[App and web page records]
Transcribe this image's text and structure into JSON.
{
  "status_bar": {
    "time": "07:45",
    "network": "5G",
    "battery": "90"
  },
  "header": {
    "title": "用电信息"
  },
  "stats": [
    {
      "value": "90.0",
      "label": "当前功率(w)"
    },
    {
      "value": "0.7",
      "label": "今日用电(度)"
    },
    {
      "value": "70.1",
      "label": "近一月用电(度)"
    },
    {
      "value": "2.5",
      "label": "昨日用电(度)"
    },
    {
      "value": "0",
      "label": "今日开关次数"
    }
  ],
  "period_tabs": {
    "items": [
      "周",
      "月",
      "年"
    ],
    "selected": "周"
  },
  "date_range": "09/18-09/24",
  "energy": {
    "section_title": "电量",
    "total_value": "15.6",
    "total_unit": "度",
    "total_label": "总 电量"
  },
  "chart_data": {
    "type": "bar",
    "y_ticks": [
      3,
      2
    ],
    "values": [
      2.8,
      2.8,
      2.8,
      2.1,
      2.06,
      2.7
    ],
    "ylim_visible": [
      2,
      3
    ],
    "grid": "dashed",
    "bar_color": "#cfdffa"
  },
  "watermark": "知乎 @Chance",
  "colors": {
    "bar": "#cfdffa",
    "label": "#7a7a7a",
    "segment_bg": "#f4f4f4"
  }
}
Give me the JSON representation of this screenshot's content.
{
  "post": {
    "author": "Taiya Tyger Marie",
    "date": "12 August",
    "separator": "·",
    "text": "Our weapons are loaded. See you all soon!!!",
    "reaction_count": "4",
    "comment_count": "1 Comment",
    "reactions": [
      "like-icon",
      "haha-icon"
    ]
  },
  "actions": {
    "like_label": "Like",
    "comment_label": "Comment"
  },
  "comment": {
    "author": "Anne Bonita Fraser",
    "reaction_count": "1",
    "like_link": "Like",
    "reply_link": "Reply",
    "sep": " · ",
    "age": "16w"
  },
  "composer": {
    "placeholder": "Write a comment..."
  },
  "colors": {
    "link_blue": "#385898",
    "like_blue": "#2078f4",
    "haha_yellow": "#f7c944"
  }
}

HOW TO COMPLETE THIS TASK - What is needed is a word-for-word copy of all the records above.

RESPONSE TO THE TASK -
Transcribe this image's text and structure into JSON.
{
  "status_bar": {
    "time": "07:45",
    "network": "5G",
    "battery": "90"
  },
  "header": {
    "title": "用电信息"
  },
  "stats": [
    {
      "value": "90.0",
      "label": "当前功率(w)"
    },
    {
      "value": "0.7",
      "label": "今日用电(度)"
    },
    {
      "value": "70.1",
      "label": "近一月用电(度)"
    },
    {
      "value": "2.5",
      "label": "昨日用电(度)"
    },
    {
      "value": "0",
      "label": "今日开关次数"
    }
  ],
  "period_tabs": {
    "items": [
      "周",
      "月",
      "年"
    ],
    "selected": "周"
  },
  "date_range": "09/18-09/24",
  "energy": {
    "section_title": "电量",
    "total_value": "15.6",
    "total_unit": "度",
    "total_label": "总 电量"
  },
  "chart_data": {
    "type": "bar",
    "y_ticks": [
      3,
      2
    ],
    "values": [
      2.8,
      2.8,
      2.8,
      2.1,
      2.06,
      2.7
    ],
    "ylim_visible": [
      2,
      3
    ],
    "grid": "dashed",
    "bar_color": "#cfdffa"
  },
  "watermark": "知乎 @Chance",
  "colors": {
    "bar": "#cfdffa",
    "label": "#7a7a7a",
    "segment_bg": "#f4f4f4"
  }
}
Give me the JSON representation of this screenshot's content.
{
  "post": {
    "author": "Taiya Tyger Marie",
    "date": "12 August",
    "separator": "·",
    "text": "Our weapons are loaded. See you all soon!!!",
    "reaction_count": "4",
    "comment_count": "1 Comment",
    "reactions": [
      "like-icon",
      "haha-icon"
    ]
  },
  "actions": {
    "like_label": "Like",
    "comment_label": "Comment"
  },
  "comment": {
    "author": "Anne Bonita Fraser",
    "reaction_count": "1",
    "like_link": "Like",
    "reply_link": "Reply",
    "sep": " · ",
    "age": "16w"
  },
  "composer": {
    "placeholder": "Write a comment..."
  },
  "colors": {
    "link_blue": "#385898",
    "like_blue": "#2078f4",
    "haha_yellow": "#f7c944"
  }
}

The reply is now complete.